no, but there was some news recently about it passing out of U.S. senate commitee finally.papageno wrote:That overlooks taxes, unless you'd included them as part of your cost of living estimates. Separately, but related in an overall sense , does anyone know whether the U.S./Chile double taxation treaty was ever completed?john wrote:Affordability is really a function of disposable income. For example, if your US (Southern California) monthly salary is $8000USD and your monthly cost of living is $4000USD you would have a disposable income of $4000USD. Whereas, if your Chile (Santiago) monthly salary is $4000USD and your monthly cost of living is $2000USD you would have a disposable income of $2000USD. So, based on that admittedly very simple example, it would be less affordable for you to live in Chile than in Southern California.

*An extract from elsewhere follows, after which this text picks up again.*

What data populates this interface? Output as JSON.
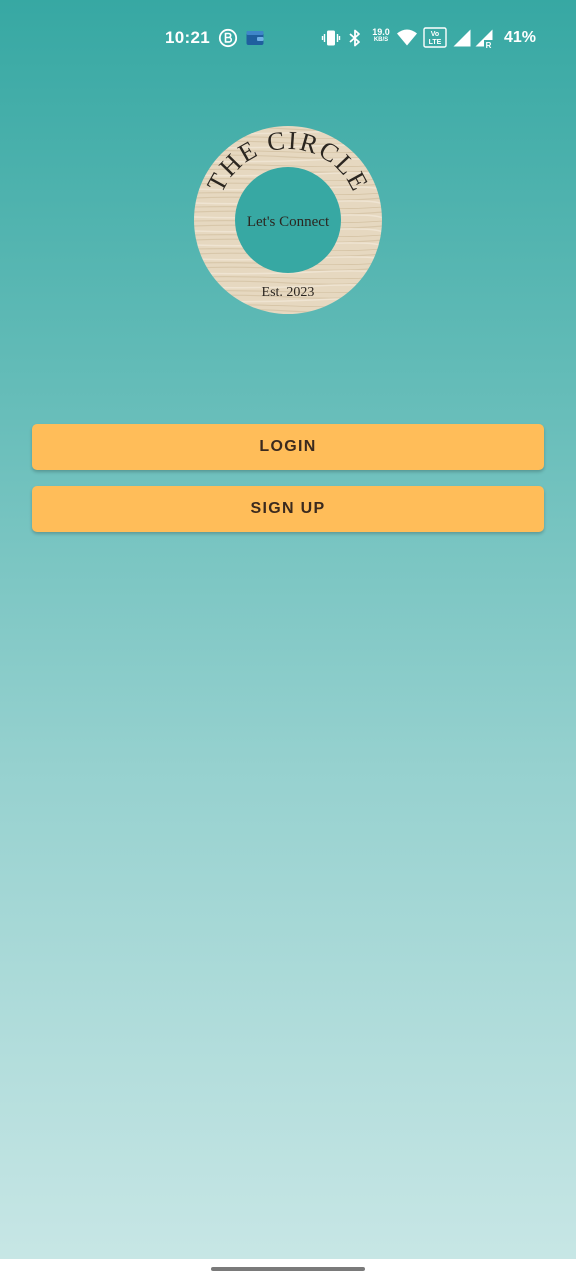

My average monthly cost of living in Viña del Mar is less than half of what it would be in Southern California; however, my disposable income is greater as my retirement income has remained constant. So, for my wife and I, living in Chile is significantly more affordable than it would have been had we stayed in Southern California.

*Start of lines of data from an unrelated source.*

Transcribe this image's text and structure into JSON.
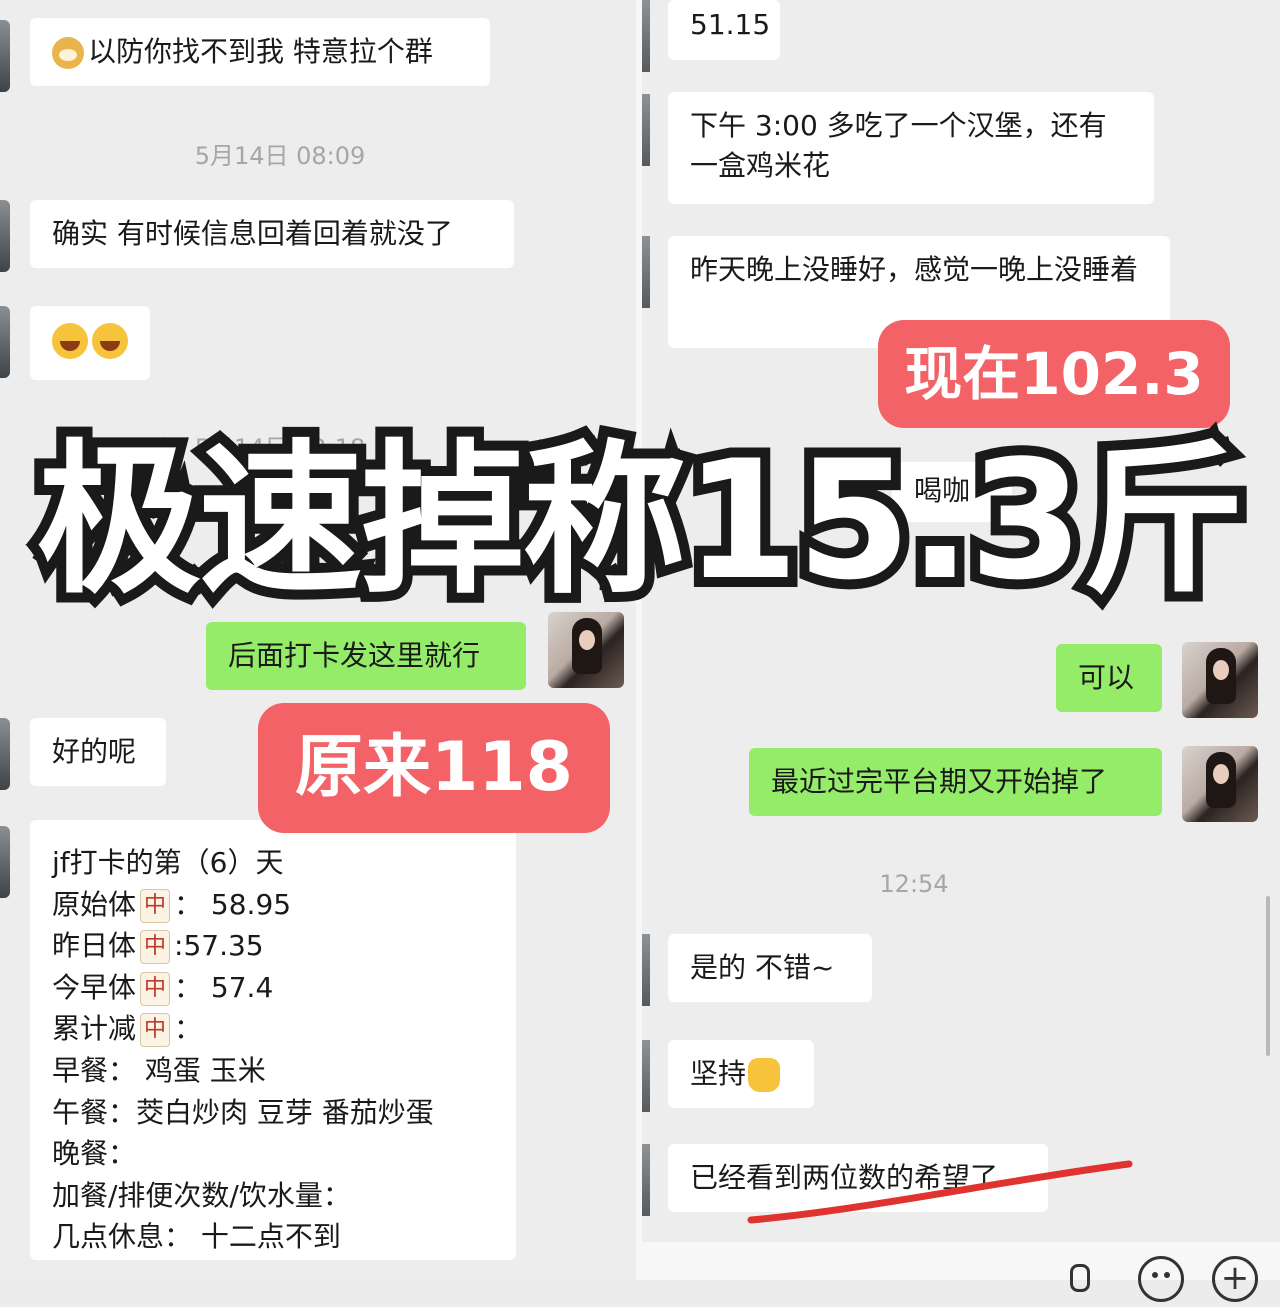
{
  "left": {
    "msg_group": "以防你找不到我 特意拉个群",
    "ts1": "5月14日 08:09",
    "msg_confirm": "确实 有时候信息回着回着就没了",
    "ts2": "5月14日 12:18",
    "msg_sent": "后面打卡发这里就行",
    "msg_ok": "好的呢",
    "log": {
      "line1": "jf打卡的第（6）天",
      "line2_pre": "原始体",
      "line2_post": "：  58.95",
      "line3_pre": "昨日体",
      "line3_post": ":57.35",
      "line4_pre": "今早体",
      "line4_post": "：  57.4",
      "line5_pre": "累计减",
      "line5_post": "：",
      "line6": "早餐：  鸡蛋 玉米",
      "line7": "午餐：茭白炒肉 豆芽 番茄炒蛋",
      "line8": "晚餐：",
      "line9": "加餐/排便次数/饮水量：",
      "line10": "几点休息：  十二点不到",
      "tile_char": "中"
    }
  },
  "right": {
    "msg_weight": "51.15",
    "msg_burger": "下午 3:00 多吃了一个汉堡，还有一盒鸡米花",
    "msg_sleep": "昨天晚上没睡好，感觉一晚上没睡着",
    "msg_coffee_partial": "喝咖",
    "msg_ok": "可以",
    "msg_plateau": "最近过完平台期又开始掉了",
    "ts": "12:54",
    "msg_yes": "是的 不错~",
    "msg_keep": "坚持",
    "msg_hope": "已经看到两位数的希望了"
  },
  "overlay": {
    "headline": "极速掉称15.3斤",
    "now_label": "现在102.3",
    "orig_label": "原来118",
    "accent_red": "#f26266",
    "underline_red": "#e0332f"
  },
  "toolbar": {
    "add_icon": "+"
  }
}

Still, overall, Chile's taxes are way, way cheaper; but, I guess that depends on your tax bracket in both countries. Any comparison between individuals will kind of be apples and oranges.
Yea, disposable income is likely the key. All things being equal, in relative terms of quality of living, who cares if you spend $10000 U.S. a month or $1,000 U.S. a month, if your relative disposable income is greater in one or the other. I am much happier to have a $1,000 in my pocket to blow or save, than $1 in my pocket, at the end of the month.
As I started this thread telling the story of living in mexico, the idea that as a 12 year old in the 80's in Mexico, that my $5 allowance would leave me often $4 still at the end of the week sure made life appealing in Mexico vs. the U.S. at that time.
In a sense, that extra disposable income is empowering, as it provides you options in life.
I recently made a trip to Florida, and I was shocked by how cheap Florida was compared to Chile; still, was not sufficiently appealing to make me want to live there. There are much cheaper places to live, if you are looking for something cheaper than Chile. I also only think the U.S. is cheap, because the economy is crap. Don't be fooled by the lipstick wearing pig.
Really, there are a lot of places that are "cheap", if you don't have to depend on the local economy.